Human Trafficking is all around the world. It is another term for slavery, but in the 21st century the world slave is not use at all. Human trafficking is a crime against humanity. Trafficking involves around the act of transferring, harboring, transporting, by abduction, fraud, and many more. They find their selves working in factory, prostitution, or dealing with drugs. It is a person under the age eighteen that has been introduced to perform a commercial sex act or an adult who is force to also do commercial sex act. In this article it talks about many things dealing with sex trafficking like the Oppression Paradigm, Trafficking and other sex work Arenas, Targeting Customers and many more different topics. It explains how trafficking is expanding and the causes of the problem. Trafficking is not only in the U.S but it is also in other countries as well and getting out of control. This article examines the claims made by organizations, activists, and scholars who embrace the oppression paradigm, evaluates the reasoning and evidence used in support of their claims, and highlights some of the ways in which this perspective has influenced recent legislation and public policy in selected nations. The author presents an alternative perspective, the polymorphous paradigm, and suggests that public policy on prostitution would be better informed by this evidence-based perspective. The oppression model is grounded in a particular branch of feminist thinking. In prostitution there is somebody that has power over you. He or she tell the prostitution or sometimes don’t tell you about the sexual act that is about to happen. Problems with prostitution are mainly domestic violence and paid to rape a person. Sexual exploitation includes pornography, rape, battering, and sexual harassment. The name that is always use is sex predators, because it places men that buy sex that in category as pedophiles and rapists. It claims that human...

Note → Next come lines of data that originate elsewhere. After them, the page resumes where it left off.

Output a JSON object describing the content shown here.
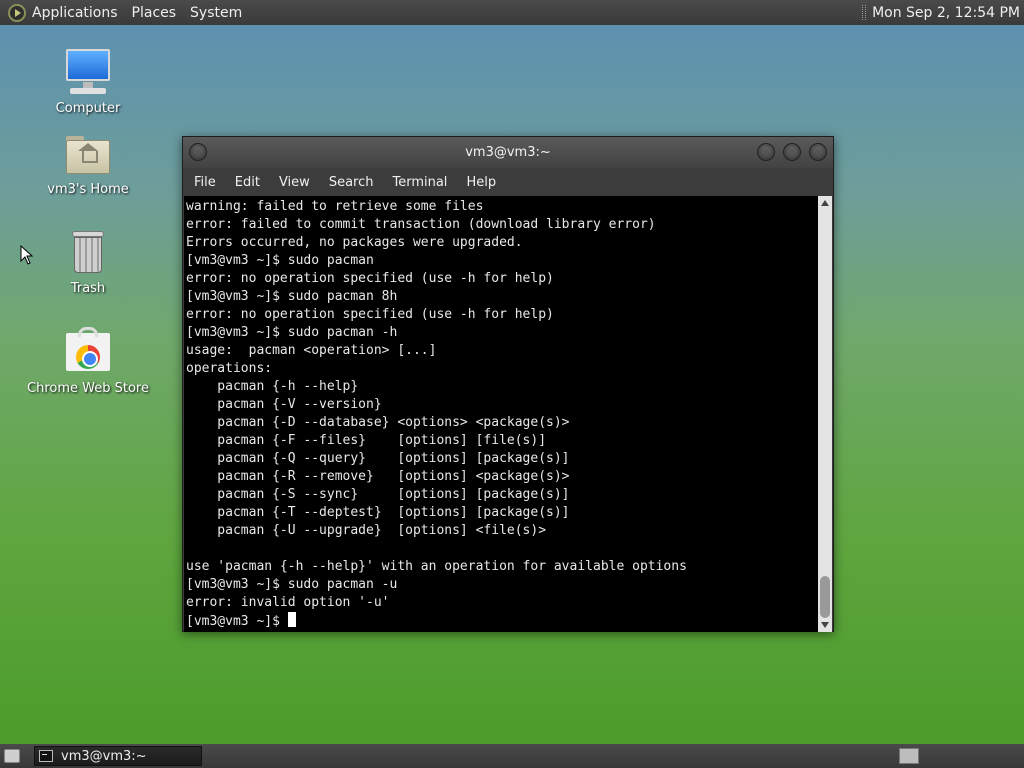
{
  "top_panel": {
    "menus": [
      "Applications",
      "Places",
      "System"
    ],
    "clock": "Mon Sep  2, 12:54 PM"
  },
  "desktop_icons": [
    {
      "label": "Computer",
      "icon": "computer-icon"
    },
    {
      "label": "vm3's Home",
      "icon": "home-folder-icon"
    },
    {
      "label": "Trash",
      "icon": "trash-icon"
    },
    {
      "label": "Chrome Web Store",
      "icon": "chrome-web-store-icon"
    }
  ],
  "window": {
    "title": "vm3@vm3:~",
    "menu": [
      "File",
      "Edit",
      "View",
      "Search",
      "Terminal",
      "Help"
    ]
  },
  "terminal": {
    "lines": [
      "warning: failed to retrieve some files",
      "error: failed to commit transaction (download library error)",
      "Errors occurred, no packages were upgraded.",
      "[vm3@vm3 ~]$ sudo pacman",
      "error: no operation specified (use -h for help)",
      "[vm3@vm3 ~]$ sudo pacman 8h",
      "error: no operation specified (use -h for help)",
      "[vm3@vm3 ~]$ sudo pacman -h",
      "usage:  pacman <operation> [...]",
      "operations:",
      "    pacman {-h --help}",
      "    pacman {-V --version}",
      "    pacman {-D --database} <options> <package(s)>",
      "    pacman {-F --files}    [options] [file(s)]",
      "    pacman {-Q --query}    [options] [package(s)]",
      "    pacman {-R --remove}   [options] <package(s)>",
      "    pacman {-S --sync}     [options] [package(s)]",
      "    pacman {-T --deptest}  [options] [package(s)]",
      "    pacman {-U --upgrade}  [options] <file(s)>",
      "",
      "use 'pacman {-h --help}' with an operation for available options",
      "[vm3@vm3 ~]$ sudo pacman -u",
      "error: invalid option '-u'"
    ],
    "prompt": "[vm3@vm3 ~]$ "
  },
  "taskbar": {
    "task_label": "vm3@vm3:~"
  }
}
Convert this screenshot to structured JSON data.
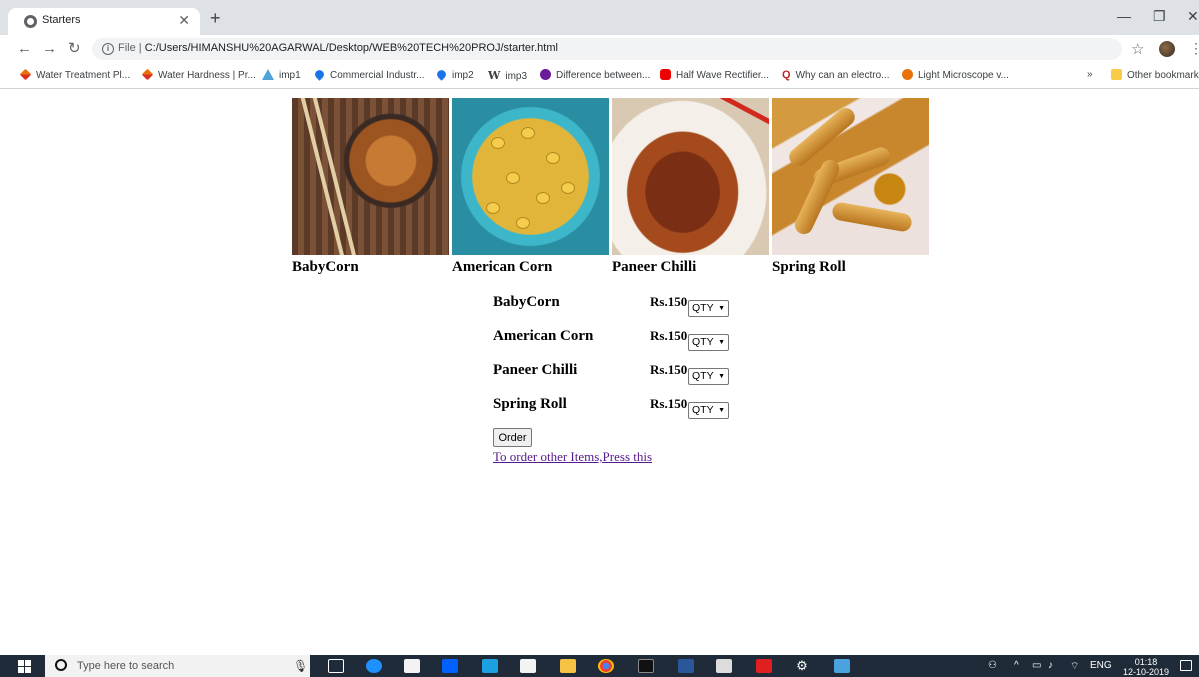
{
  "browser": {
    "tab_title": "Starters",
    "url_scheme": "File",
    "url_path": "C:/Users/HIMANSHU%20AGARWAL/Desktop/WEB%20TECH%20PROJ/starter.html",
    "bookmarks": [
      {
        "label": "Water Treatment Pl...",
        "icon": "diamond-icon"
      },
      {
        "label": "Water Hardness | Pr...",
        "icon": "diamond-icon"
      },
      {
        "label": "imp1",
        "icon": "triangle-icon"
      },
      {
        "label": "Commercial Industr...",
        "icon": "drop-icon"
      },
      {
        "label": "imp2",
        "icon": "drop-icon"
      },
      {
        "label": "imp3",
        "icon": "w-icon"
      },
      {
        "label": "Difference between...",
        "icon": "circle-icon"
      },
      {
        "label": "Half Wave Rectifier...",
        "icon": "youtube-icon"
      },
      {
        "label": "Why can an electro...",
        "icon": "quora-icon"
      },
      {
        "label": "Light Microscope v...",
        "icon": "d-icon"
      }
    ],
    "overflow": "»",
    "other_bookmarks": "Other bookmarks"
  },
  "gallery": [
    {
      "caption": "BabyCorn"
    },
    {
      "caption": "American Corn"
    },
    {
      "caption": "Paneer Chilli"
    },
    {
      "caption": "Spring Roll"
    }
  ],
  "order": {
    "items": [
      {
        "name": "BabyCorn",
        "price": "Rs.150",
        "qty": "QTY"
      },
      {
        "name": "American Corn",
        "price": "Rs.150",
        "qty": "QTY"
      },
      {
        "name": "Paneer Chilli",
        "price": "Rs.150",
        "qty": "QTY"
      },
      {
        "name": "Spring Roll",
        "price": "Rs.150",
        "qty": "QTY"
      }
    ],
    "button_label": "Order",
    "link_text": "To order other Items,Press this"
  },
  "taskbar": {
    "search_placeholder": "Type here to search",
    "language": "ENG",
    "time": "01:18",
    "date": "12-10-2019"
  }
}
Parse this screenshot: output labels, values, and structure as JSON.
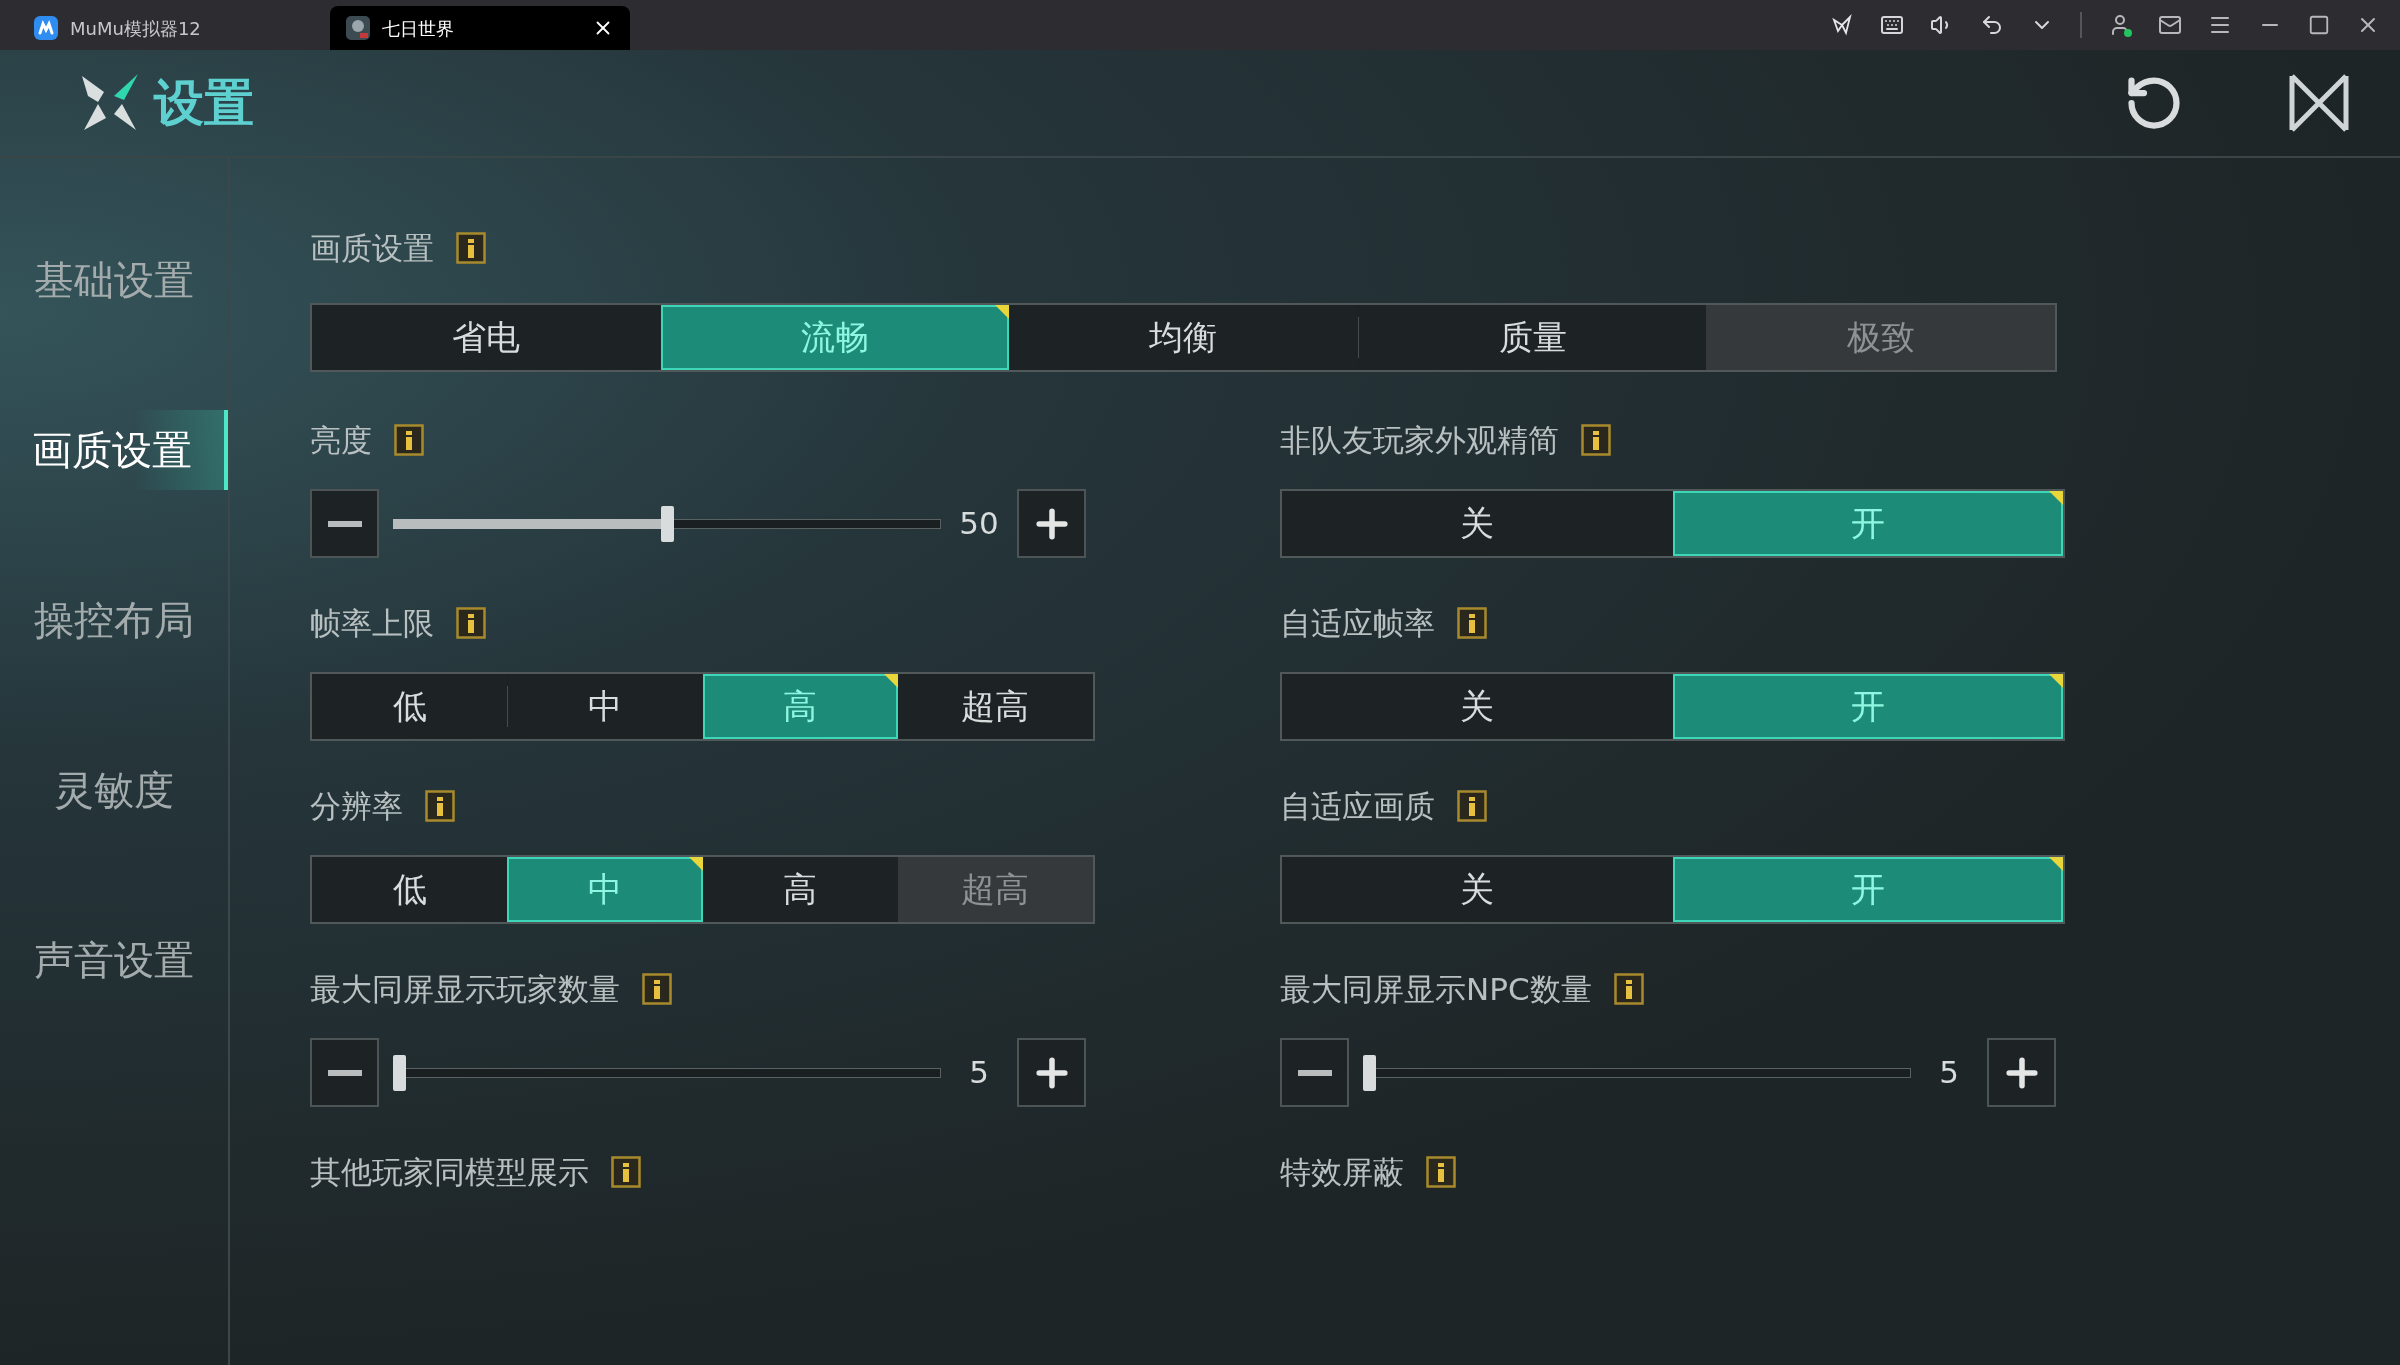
{
  "titlebar": {
    "tabs": [
      {
        "label": "MuMu模拟器12",
        "selected": false
      },
      {
        "label": "七日世界",
        "selected": true
      }
    ]
  },
  "header": {
    "title": "设置"
  },
  "sidebar": {
    "items": [
      {
        "label": "基础设置",
        "selected": false
      },
      {
        "label": "画质设置",
        "selected": true
      },
      {
        "label": "操控布局",
        "selected": false
      },
      {
        "label": "灵敏度",
        "selected": false
      },
      {
        "label": "声音设置",
        "selected": false
      }
    ]
  },
  "quality": {
    "label": "画质设置",
    "options": [
      {
        "label": "省电",
        "selected": false,
        "disabled": false
      },
      {
        "label": "流畅",
        "selected": true,
        "disabled": false
      },
      {
        "label": "均衡",
        "selected": false,
        "disabled": false
      },
      {
        "label": "质量",
        "selected": false,
        "disabled": false
      },
      {
        "label": "极致",
        "selected": false,
        "disabled": true
      }
    ]
  },
  "settings": [
    {
      "kind": "slider",
      "label": "亮度",
      "level": 0.5,
      "reading": "50"
    },
    {
      "kind": "segmented",
      "label": "非队友玩家外观精简",
      "options": [
        {
          "label": "关",
          "selected": false,
          "disabled": false
        },
        {
          "label": "开",
          "selected": true,
          "disabled": false
        }
      ]
    },
    {
      "kind": "segmented",
      "label": "帧率上限",
      "options": [
        {
          "label": "低",
          "selected": false,
          "disabled": false
        },
        {
          "label": "中",
          "selected": false,
          "disabled": false
        },
        {
          "label": "高",
          "selected": true,
          "disabled": false
        },
        {
          "label": "超高",
          "selected": false,
          "disabled": false
        }
      ]
    },
    {
      "kind": "segmented",
      "label": "自适应帧率",
      "options": [
        {
          "label": "关",
          "selected": false,
          "disabled": false
        },
        {
          "label": "开",
          "selected": true,
          "disabled": false
        }
      ]
    },
    {
      "kind": "segmented",
      "label": "分辨率",
      "options": [
        {
          "label": "低",
          "selected": false,
          "disabled": false
        },
        {
          "label": "中",
          "selected": true,
          "disabled": false
        },
        {
          "label": "高",
          "selected": false,
          "disabled": false
        },
        {
          "label": "超高",
          "selected": false,
          "disabled": true
        }
      ]
    },
    {
      "kind": "segmented",
      "label": "自适应画质",
      "options": [
        {
          "label": "关",
          "selected": false,
          "disabled": false
        },
        {
          "label": "开",
          "selected": true,
          "disabled": false
        }
      ]
    },
    {
      "kind": "slider",
      "label": "最大同屏显示玩家数量",
      "level": 0,
      "reading": "5"
    },
    {
      "kind": "slider",
      "label": "最大同屏显示NPC数量",
      "level": 0,
      "reading": "5"
    },
    {
      "kind": "label",
      "label": "其他玩家同模型展示"
    },
    {
      "kind": "label",
      "label": "特效屏蔽"
    }
  ]
}
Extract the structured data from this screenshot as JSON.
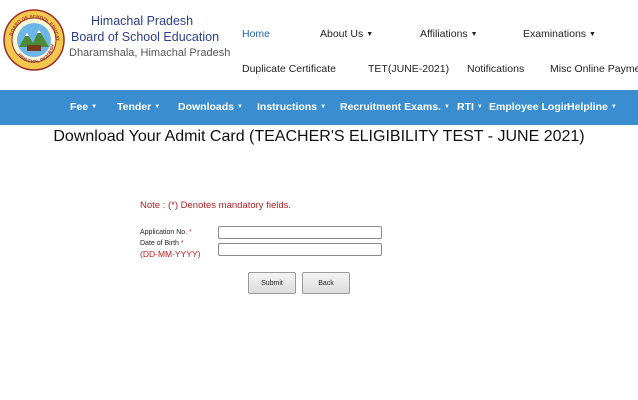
{
  "header": {
    "title_line1": "Himachal Pradesh",
    "title_line2": "Board of School Education",
    "subtitle": "Dharamshala, Himachal Pradesh"
  },
  "top_nav": [
    {
      "label": "Home"
    },
    {
      "label": "About Us"
    },
    {
      "label": "Affiliations"
    },
    {
      "label": "Examinations"
    },
    {
      "label": "Duplicate Certificate"
    },
    {
      "label": "TET(JUNE-2021)"
    },
    {
      "label": "Notifications"
    },
    {
      "label": "Misc Online Payment"
    }
  ],
  "main_nav": [
    {
      "label": "Fee"
    },
    {
      "label": "Tender"
    },
    {
      "label": "Downloads"
    },
    {
      "label": "Instructions"
    },
    {
      "label": "Recruitment Exams."
    },
    {
      "label": "RTI"
    },
    {
      "label": "Employee Login"
    },
    {
      "label": "Helpline"
    }
  ],
  "page": {
    "heading": "Download Your Admit Card (TEACHER'S ELIGIBILITY TEST - JUNE 2021)",
    "note": "Note  : (*) Denotes mandatory fields."
  },
  "form": {
    "application_label": "Application No.",
    "dob_label": "Date of Birth",
    "required_mark": "*",
    "dob_hint": "(DD-MM-YYYY)",
    "application_value": "",
    "dob_value": "",
    "submit_label": "Submit",
    "back_label": "Back"
  },
  "colors": {
    "nav_bar": "#3a8ed0",
    "brand_text": "#2d3f8a",
    "note_text": "#b22222"
  },
  "icons": {
    "logo": "hpbose-emblem",
    "dropdown": "caret-down-icon"
  }
}
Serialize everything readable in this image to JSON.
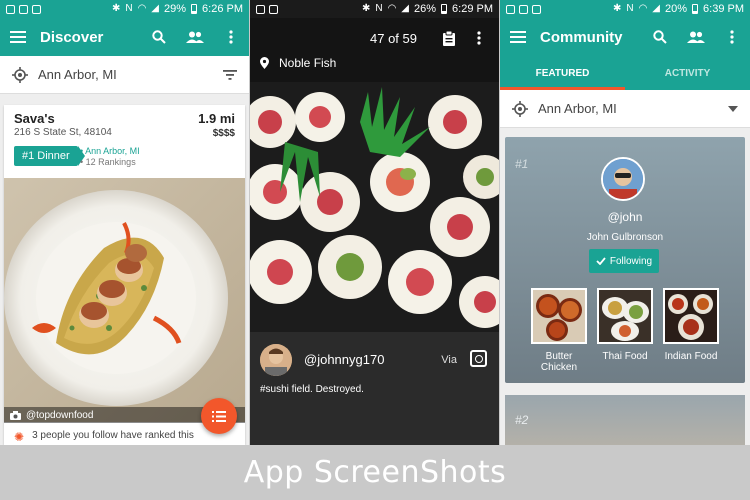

References: Weitzer, R. (2011). Sex trafficking and the sex industry: The need for evidence-based theory and legislation. Journal of Criminal Law & Criminology, 101(4), 1337-1369. Retrieved from http://search.proquest.com/docview/926587387?accountid=14275
Please join StudyMode to read the full document